* [WHAT IS EXPECTED] Report each line of the entries below that has the word "Send" in it.

* [GIVEN DATA]
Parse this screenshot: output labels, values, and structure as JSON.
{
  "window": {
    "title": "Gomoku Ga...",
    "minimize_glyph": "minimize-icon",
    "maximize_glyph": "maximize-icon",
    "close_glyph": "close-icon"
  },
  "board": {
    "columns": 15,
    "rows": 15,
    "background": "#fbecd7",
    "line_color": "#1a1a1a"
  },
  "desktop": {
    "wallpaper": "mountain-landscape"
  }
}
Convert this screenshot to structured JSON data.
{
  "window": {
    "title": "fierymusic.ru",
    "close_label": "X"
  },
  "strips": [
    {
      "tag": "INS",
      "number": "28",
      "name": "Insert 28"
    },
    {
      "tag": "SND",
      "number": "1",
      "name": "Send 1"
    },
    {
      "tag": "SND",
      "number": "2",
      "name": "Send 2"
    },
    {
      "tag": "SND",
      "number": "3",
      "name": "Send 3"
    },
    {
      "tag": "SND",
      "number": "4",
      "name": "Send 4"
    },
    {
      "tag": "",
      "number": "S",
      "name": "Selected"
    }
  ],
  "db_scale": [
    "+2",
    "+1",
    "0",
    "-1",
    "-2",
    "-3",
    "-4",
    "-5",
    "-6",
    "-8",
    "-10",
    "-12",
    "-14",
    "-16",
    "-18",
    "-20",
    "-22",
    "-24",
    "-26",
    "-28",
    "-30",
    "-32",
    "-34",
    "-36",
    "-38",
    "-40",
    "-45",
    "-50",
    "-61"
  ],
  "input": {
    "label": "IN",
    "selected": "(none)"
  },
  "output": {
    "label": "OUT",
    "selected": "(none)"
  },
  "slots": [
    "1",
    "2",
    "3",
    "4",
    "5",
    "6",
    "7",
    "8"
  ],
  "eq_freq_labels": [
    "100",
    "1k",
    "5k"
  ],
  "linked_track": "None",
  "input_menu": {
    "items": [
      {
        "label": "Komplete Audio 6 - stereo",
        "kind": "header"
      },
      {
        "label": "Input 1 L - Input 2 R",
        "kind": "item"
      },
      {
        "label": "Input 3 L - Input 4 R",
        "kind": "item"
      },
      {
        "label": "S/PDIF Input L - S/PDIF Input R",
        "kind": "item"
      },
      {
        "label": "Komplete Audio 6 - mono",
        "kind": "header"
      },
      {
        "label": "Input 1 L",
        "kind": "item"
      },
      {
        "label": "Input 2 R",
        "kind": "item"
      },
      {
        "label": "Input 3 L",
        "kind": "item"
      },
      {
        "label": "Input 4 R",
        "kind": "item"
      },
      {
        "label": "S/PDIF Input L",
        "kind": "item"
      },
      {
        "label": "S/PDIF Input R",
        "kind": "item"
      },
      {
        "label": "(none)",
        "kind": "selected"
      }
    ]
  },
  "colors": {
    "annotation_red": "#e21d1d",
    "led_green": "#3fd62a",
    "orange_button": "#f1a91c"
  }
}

* [ANSWER TO THE EXERCISE]
      "name": "Send 1"
      "name": "Send 2"
      "name": "Send 3"
      "name": "Send 4"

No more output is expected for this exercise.